● WHAT THE EXERCISE ASKS:
Nothing but the text should be carried over: reproduce all the data exactly and leave out every image.
┄┄┄┄┄┄
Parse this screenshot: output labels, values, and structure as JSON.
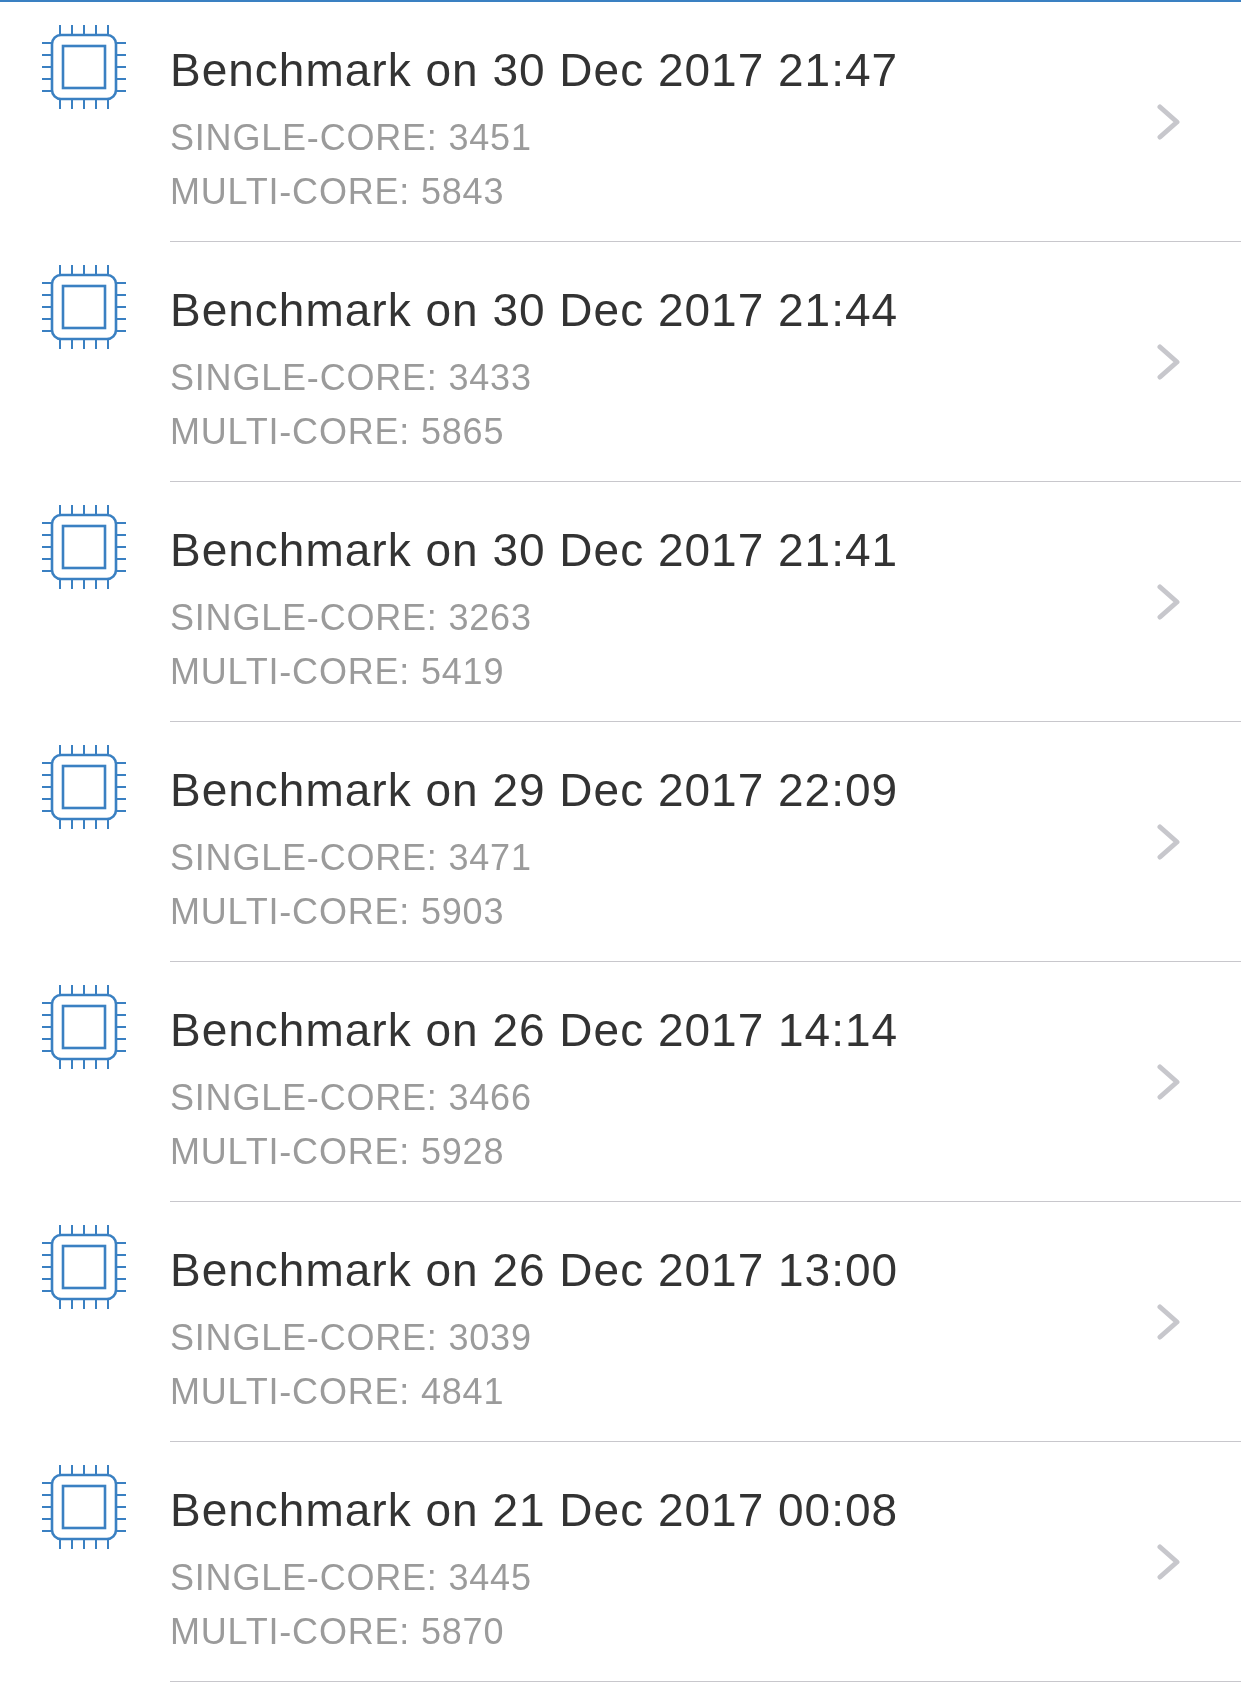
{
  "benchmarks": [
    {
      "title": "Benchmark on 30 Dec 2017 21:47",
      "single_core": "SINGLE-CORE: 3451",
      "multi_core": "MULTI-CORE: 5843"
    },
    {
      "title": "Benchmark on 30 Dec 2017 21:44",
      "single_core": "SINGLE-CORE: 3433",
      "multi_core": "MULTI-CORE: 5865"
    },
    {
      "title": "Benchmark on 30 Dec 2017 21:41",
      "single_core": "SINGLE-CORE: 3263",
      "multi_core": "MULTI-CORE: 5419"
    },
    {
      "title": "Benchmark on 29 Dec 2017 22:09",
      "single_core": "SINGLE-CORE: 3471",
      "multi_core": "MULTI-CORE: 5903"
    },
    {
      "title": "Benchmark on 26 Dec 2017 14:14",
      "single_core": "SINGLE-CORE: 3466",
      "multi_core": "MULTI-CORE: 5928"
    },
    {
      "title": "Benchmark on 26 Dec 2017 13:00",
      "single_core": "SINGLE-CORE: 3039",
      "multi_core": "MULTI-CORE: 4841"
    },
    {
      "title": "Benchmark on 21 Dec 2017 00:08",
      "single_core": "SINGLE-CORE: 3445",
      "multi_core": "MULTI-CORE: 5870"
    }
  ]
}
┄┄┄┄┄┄
● RESULT OF THE TASK:
Parse this screenshot: output labels, values, and structure as JSON.
{
  "benchmarks": [
    {
      "title": "Benchmark on 30 Dec 2017 21:47",
      "single_core": "SINGLE-CORE: 3451",
      "multi_core": "MULTI-CORE: 5843"
    },
    {
      "title": "Benchmark on 30 Dec 2017 21:44",
      "single_core": "SINGLE-CORE: 3433",
      "multi_core": "MULTI-CORE: 5865"
    },
    {
      "title": "Benchmark on 30 Dec 2017 21:41",
      "single_core": "SINGLE-CORE: 3263",
      "multi_core": "MULTI-CORE: 5419"
    },
    {
      "title": "Benchmark on 29 Dec 2017 22:09",
      "single_core": "SINGLE-CORE: 3471",
      "multi_core": "MULTI-CORE: 5903"
    },
    {
      "title": "Benchmark on 26 Dec 2017 14:14",
      "single_core": "SINGLE-CORE: 3466",
      "multi_core": "MULTI-CORE: 5928"
    },
    {
      "title": "Benchmark on 26 Dec 2017 13:00",
      "single_core": "SINGLE-CORE: 3039",
      "multi_core": "MULTI-CORE: 4841"
    },
    {
      "title": "Benchmark on 21 Dec 2017 00:08",
      "single_core": "SINGLE-CORE: 3445",
      "multi_core": "MULTI-CORE: 5870"
    }
  ]
}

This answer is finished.